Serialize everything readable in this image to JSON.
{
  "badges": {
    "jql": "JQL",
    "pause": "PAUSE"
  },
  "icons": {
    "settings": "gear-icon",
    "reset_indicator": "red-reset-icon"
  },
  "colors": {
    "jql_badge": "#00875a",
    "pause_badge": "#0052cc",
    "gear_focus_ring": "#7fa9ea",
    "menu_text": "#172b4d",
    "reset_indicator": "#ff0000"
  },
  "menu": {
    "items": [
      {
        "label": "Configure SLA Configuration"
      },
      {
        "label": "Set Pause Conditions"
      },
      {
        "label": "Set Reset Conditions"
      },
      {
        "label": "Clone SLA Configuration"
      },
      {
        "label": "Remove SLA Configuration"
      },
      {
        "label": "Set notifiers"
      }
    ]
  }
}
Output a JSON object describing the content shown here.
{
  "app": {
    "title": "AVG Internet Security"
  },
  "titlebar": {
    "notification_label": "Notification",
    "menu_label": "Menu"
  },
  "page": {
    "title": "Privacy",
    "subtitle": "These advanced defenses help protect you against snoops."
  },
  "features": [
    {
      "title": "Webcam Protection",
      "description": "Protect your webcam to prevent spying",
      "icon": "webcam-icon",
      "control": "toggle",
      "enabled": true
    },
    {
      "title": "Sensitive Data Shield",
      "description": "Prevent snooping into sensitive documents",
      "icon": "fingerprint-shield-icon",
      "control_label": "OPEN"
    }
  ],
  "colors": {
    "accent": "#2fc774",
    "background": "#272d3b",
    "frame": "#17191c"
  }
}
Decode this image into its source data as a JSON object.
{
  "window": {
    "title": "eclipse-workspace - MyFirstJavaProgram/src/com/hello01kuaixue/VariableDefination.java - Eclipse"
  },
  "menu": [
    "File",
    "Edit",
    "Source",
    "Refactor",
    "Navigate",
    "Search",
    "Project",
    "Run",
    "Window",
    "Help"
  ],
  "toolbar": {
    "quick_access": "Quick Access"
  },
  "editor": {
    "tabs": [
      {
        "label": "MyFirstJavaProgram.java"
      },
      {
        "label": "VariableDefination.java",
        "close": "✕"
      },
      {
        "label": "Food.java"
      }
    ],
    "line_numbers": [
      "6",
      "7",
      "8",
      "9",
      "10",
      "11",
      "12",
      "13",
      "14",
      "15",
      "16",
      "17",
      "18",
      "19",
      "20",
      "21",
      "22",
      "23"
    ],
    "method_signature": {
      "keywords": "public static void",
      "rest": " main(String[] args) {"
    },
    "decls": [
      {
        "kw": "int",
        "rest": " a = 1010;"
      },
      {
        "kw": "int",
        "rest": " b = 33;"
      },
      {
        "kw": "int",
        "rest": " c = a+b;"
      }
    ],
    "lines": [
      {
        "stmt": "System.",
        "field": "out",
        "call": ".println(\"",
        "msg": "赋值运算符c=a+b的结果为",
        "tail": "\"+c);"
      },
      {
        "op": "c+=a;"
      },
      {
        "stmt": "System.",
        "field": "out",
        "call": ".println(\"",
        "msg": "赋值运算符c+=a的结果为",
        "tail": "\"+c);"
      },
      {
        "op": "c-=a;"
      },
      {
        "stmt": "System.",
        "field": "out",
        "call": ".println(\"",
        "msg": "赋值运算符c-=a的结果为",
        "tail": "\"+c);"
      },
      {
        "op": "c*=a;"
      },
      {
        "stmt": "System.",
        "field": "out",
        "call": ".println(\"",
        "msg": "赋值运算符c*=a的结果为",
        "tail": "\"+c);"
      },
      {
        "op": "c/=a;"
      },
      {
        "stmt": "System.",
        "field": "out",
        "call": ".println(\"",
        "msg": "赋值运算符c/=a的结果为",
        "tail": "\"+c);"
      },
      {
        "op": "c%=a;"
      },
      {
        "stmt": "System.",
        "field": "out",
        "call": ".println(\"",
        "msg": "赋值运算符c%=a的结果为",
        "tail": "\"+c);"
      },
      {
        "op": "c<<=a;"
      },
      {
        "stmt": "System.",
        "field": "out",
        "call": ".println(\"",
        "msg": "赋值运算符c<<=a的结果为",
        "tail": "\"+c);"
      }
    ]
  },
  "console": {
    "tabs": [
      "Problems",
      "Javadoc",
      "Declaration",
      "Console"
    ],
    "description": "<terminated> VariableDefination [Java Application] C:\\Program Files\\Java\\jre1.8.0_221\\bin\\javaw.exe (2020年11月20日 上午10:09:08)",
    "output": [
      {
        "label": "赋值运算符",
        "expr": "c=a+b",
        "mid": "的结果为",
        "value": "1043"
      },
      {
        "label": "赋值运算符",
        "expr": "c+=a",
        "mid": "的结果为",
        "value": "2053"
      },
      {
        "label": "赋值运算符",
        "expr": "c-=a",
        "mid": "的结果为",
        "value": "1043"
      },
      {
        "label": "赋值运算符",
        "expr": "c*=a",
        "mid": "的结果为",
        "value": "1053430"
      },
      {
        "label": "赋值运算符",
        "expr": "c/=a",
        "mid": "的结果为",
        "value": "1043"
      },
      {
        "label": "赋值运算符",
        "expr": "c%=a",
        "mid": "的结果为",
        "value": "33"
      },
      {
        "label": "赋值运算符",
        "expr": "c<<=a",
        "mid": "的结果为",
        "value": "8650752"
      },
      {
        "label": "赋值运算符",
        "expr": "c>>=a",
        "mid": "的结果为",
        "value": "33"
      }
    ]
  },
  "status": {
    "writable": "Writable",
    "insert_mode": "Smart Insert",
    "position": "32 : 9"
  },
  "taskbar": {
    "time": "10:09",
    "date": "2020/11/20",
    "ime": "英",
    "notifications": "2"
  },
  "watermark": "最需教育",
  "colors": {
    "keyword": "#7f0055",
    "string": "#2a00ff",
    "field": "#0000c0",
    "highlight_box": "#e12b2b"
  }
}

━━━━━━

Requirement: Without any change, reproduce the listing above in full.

Output for this exercise:
Serialize everything readable in this image to JSON.
{
  "badges": {
    "jql": "JQL",
    "pause": "PAUSE"
  },
  "icons": {
    "settings": "gear-icon",
    "reset_indicator": "red-reset-icon"
  },
  "colors": {
    "jql_badge": "#00875a",
    "pause_badge": "#0052cc",
    "gear_focus_ring": "#7fa9ea",
    "menu_text": "#172b4d",
    "reset_indicator": "#ff0000"
  },
  "menu": {
    "items": [
      {
        "label": "Configure SLA Configuration"
      },
      {
        "label": "Set Pause Conditions"
      },
      {
        "label": "Set Reset Conditions"
      },
      {
        "label": "Clone SLA Configuration"
      },
      {
        "label": "Remove SLA Configuration"
      },
      {
        "label": "Set notifiers"
      }
    ]
  }
}
Output a JSON object describing the content shown here.
{
  "app": {
    "title": "AVG Internet Security"
  },
  "titlebar": {
    "notification_label": "Notification",
    "menu_label": "Menu"
  },
  "page": {
    "title": "Privacy",
    "subtitle": "These advanced defenses help protect you against snoops."
  },
  "features": [
    {
      "title": "Webcam Protection",
      "description": "Protect your webcam to prevent spying",
      "icon": "webcam-icon",
      "control": "toggle",
      "enabled": true
    },
    {
      "title": "Sensitive Data Shield",
      "description": "Prevent snooping into sensitive documents",
      "icon": "fingerprint-shield-icon",
      "control_label": "OPEN"
    }
  ],
  "colors": {
    "accent": "#2fc774",
    "background": "#272d3b",
    "frame": "#17191c"
  }
}
Decode this image into its source data as a JSON object.
{
  "window": {
    "title": "eclipse-workspace - MyFirstJavaProgram/src/com/hello01kuaixue/VariableDefination.java - Eclipse"
  },
  "menu": [
    "File",
    "Edit",
    "Source",
    "Refactor",
    "Navigate",
    "Search",
    "Project",
    "Run",
    "Window",
    "Help"
  ],
  "toolbar": {
    "quick_access": "Quick Access"
  },
  "editor": {
    "tabs": [
      {
        "label": "MyFirstJavaProgram.java"
      },
      {
        "label": "VariableDefination.java",
        "close": "✕"
      },
      {
        "label": "Food.java"
      }
    ],
    "line_numbers": [
      "6",
      "7",
      "8",
      "9",
      "10",
      "11",
      "12",
      "13",
      "14",
      "15",
      "16",
      "17",
      "18",
      "19",
      "20",
      "21",
      "22",
      "23"
    ],
    "method_signature": {
      "keywords": "public static void",
      "rest": " main(String[] args) {"
    },
    "decls": [
      {
        "kw": "int",
        "rest": " a = 1010;"
      },
      {
        "kw": "int",
        "rest": " b = 33;"
      },
      {
        "kw": "int",
        "rest": " c = a+b;"
      }
    ],
    "lines": [
      {
        "stmt": "System.",
        "field": "out",
        "call": ".println(\"",
        "msg": "赋值运算符c=a+b的结果为",
        "tail": "\"+c);"
      },
      {
        "op": "c+=a;"
      },
      {
        "stmt": "System.",
        "field": "out",
        "call": ".println(\"",
        "msg": "赋值运算符c+=a的结果为",
        "tail": "\"+c);"
      },
      {
        "op": "c-=a;"
      },
      {
        "stmt": "System.",
        "field": "out",
        "call": ".println(\"",
        "msg": "赋值运算符c-=a的结果为",
        "tail": "\"+c);"
      },
      {
        "op": "c*=a;"
      },
      {
        "stmt": "System.",
        "field": "out",
        "call": ".println(\"",
        "msg": "赋值运算符c*=a的结果为",
        "tail": "\"+c);"
      },
      {
        "op": "c/=a;"
      },
      {
        "stmt": "System.",
        "field": "out",
        "call": ".println(\"",
        "msg": "赋值运算符c/=a的结果为",
        "tail": "\"+c);"
      },
      {
        "op": "c%=a;"
      },
      {
        "stmt": "System.",
        "field": "out",
        "call": ".println(\"",
        "msg": "赋值运算符c%=a的结果为",
        "tail": "\"+c);"
      },
      {
        "op": "c<<=a;"
      },
      {
        "stmt": "System.",
        "field": "out",
        "call": ".println(\"",
        "msg": "赋值运算符c<<=a的结果为",
        "tail": "\"+c);"
      }
    ]
  },
  "console": {
    "tabs": [
      "Problems",
      "Javadoc",
      "Declaration",
      "Console"
    ],
    "description": "<terminated> VariableDefination [Java Application] C:\\Program Files\\Java\\jre1.8.0_221\\bin\\javaw.exe (2020年11月20日 上午10:09:08)",
    "output": [
      {
        "label": "赋值运算符",
        "expr": "c=a+b",
        "mid": "的结果为",
        "value": "1043"
      },
      {
        "label": "赋值运算符",
        "expr": "c+=a",
        "mid": "的结果为",
        "value": "2053"
      },
      {
        "label": "赋值运算符",
        "expr": "c-=a",
        "mid": "的结果为",
        "value": "1043"
      },
      {
        "label": "赋值运算符",
        "expr": "c*=a",
        "mid": "的结果为",
        "value": "1053430"
      },
      {
        "label": "赋值运算符",
        "expr": "c/=a",
        "mid": "的结果为",
        "value": "1043"
      },
      {
        "label": "赋值运算符",
        "expr": "c%=a",
        "mid": "的结果为",
        "value": "33"
      },
      {
        "label": "赋值运算符",
        "expr": "c<<=a",
        "mid": "的结果为",
        "value": "8650752"
      },
      {
        "label": "赋值运算符",
        "expr": "c>>=a",
        "mid": "的结果为",
        "value": "33"
      }
    ]
  },
  "status": {
    "writable": "Writable",
    "insert_mode": "Smart Insert",
    "position": "32 : 9"
  },
  "taskbar": {
    "time": "10:09",
    "date": "2020/11/20",
    "ime": "英",
    "notifications": "2"
  },
  "watermark": "最需教育",
  "colors": {
    "keyword": "#7f0055",
    "string": "#2a00ff",
    "field": "#0000c0",
    "highlight_box": "#e12b2b"
  }
}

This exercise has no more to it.